### EXERCISE REQUIREMENTS
Each line with the string "data" is to be copied from the records below.

### MATERIAL PROVIDED
# # # # #

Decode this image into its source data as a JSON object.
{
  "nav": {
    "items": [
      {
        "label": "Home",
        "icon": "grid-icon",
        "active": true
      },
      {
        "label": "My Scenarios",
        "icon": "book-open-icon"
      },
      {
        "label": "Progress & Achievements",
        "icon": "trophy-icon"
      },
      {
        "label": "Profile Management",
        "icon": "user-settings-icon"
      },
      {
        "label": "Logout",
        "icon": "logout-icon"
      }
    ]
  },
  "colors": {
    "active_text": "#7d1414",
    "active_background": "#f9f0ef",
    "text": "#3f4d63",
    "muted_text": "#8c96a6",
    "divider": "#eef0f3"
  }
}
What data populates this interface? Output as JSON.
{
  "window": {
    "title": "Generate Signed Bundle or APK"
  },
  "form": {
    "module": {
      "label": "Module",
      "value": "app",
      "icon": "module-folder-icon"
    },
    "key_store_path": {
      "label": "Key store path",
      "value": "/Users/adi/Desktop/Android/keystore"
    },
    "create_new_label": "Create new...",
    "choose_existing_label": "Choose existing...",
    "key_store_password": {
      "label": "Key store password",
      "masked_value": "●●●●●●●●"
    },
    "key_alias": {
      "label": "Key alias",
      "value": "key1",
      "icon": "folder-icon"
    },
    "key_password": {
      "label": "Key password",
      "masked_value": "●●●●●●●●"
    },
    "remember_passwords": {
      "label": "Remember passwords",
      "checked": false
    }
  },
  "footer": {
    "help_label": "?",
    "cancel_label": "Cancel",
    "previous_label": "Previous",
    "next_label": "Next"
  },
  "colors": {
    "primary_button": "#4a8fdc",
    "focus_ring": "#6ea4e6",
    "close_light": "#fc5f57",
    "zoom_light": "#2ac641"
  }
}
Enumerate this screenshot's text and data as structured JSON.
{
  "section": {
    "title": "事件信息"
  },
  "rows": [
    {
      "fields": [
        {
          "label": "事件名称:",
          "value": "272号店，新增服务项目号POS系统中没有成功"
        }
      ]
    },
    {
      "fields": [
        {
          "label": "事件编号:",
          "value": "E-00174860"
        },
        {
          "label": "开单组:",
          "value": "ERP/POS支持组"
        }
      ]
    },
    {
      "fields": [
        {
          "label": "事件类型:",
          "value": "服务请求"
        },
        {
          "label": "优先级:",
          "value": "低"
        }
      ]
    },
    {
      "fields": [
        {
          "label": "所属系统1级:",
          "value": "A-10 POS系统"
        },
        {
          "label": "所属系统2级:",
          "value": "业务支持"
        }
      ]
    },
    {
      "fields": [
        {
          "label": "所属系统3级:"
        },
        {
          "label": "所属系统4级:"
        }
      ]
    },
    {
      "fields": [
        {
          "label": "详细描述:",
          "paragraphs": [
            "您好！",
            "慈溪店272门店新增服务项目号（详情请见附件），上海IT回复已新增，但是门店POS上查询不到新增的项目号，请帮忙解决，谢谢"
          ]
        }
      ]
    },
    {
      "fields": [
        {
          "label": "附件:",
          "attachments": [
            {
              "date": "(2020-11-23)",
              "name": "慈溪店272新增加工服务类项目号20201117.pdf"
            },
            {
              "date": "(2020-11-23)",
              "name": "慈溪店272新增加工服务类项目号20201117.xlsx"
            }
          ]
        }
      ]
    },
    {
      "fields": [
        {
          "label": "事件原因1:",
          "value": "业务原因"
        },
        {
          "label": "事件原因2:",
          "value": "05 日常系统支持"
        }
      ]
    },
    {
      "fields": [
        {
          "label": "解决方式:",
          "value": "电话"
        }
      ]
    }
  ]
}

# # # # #

### RESULT
Decode this image into its source data as a JSON object.
What data populates this interface? Output as JSON.
Enumerate this screenshot's text and data as structured JSON.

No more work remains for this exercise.